Selling Lessons Online Raises Cash and Questions, by Winnie Lu
The article is interesting, and even more interesting are the responses from readers. As an educator I believe strongly in collaborative effort, and in my opinion teachers can often learn as much or more from their colleagues as they can from "experts" who drop in for a session or two and then leave.
On the other hand, one of the worst lessons I ever taught was one that I had participated in as a learner and then attempted to present to a different group as the teacher.
What is the significance of these two seemingly opposing threads?
- I believe that good teaching ideas should be shared.
- Some people are fortunate enough to be paid by publishers to create lessons that will be sold to other teachers as books.
- Some people are fortunate enough to teach in institutions in which the culture provides time and support for sharing ideas with colleagues.
- All good teaching requires time for preparing lessons - whether or not one starts with a template provided by a teachers' guide, book or on-line site.
- Anyone who attempts to teach someone else's lesson without taking the time to make it his or her own will probably not be successful.
Teacherspayteachers.com is the website referred to in the Times article. I looked to see if there were Jewish educational lessons available, and found some on the Shoah, one on the lunar calendar, and little if anything else.
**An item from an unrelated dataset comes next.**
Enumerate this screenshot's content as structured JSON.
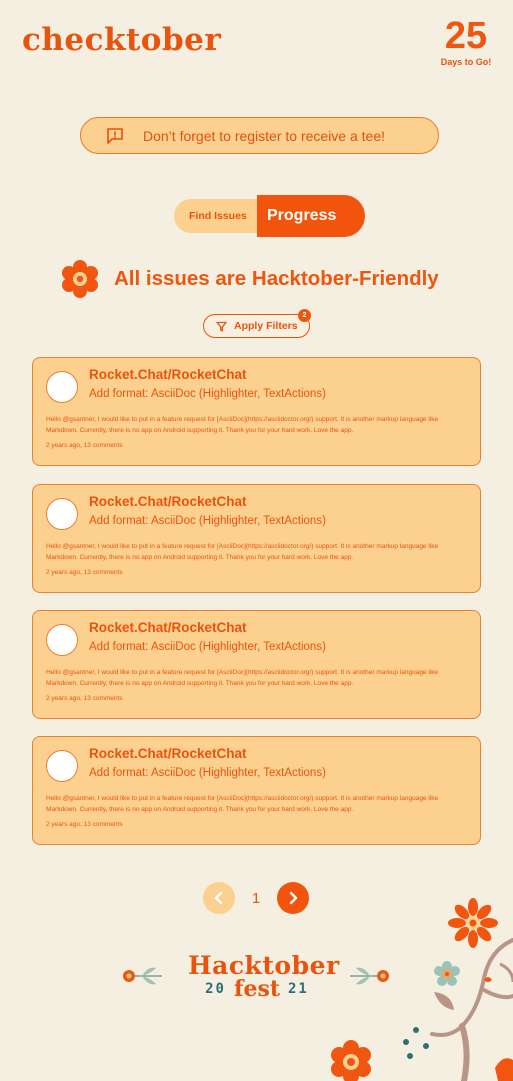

There are, however, on-line sites that can be very helpful to Jewish educators.
I suggest you type the words Jewish Lesson Plans into your search engine and see what comes up. You may be surprised at the resources you can access.
Just remember - no one should try to teach some else's lesson without making it his or her own.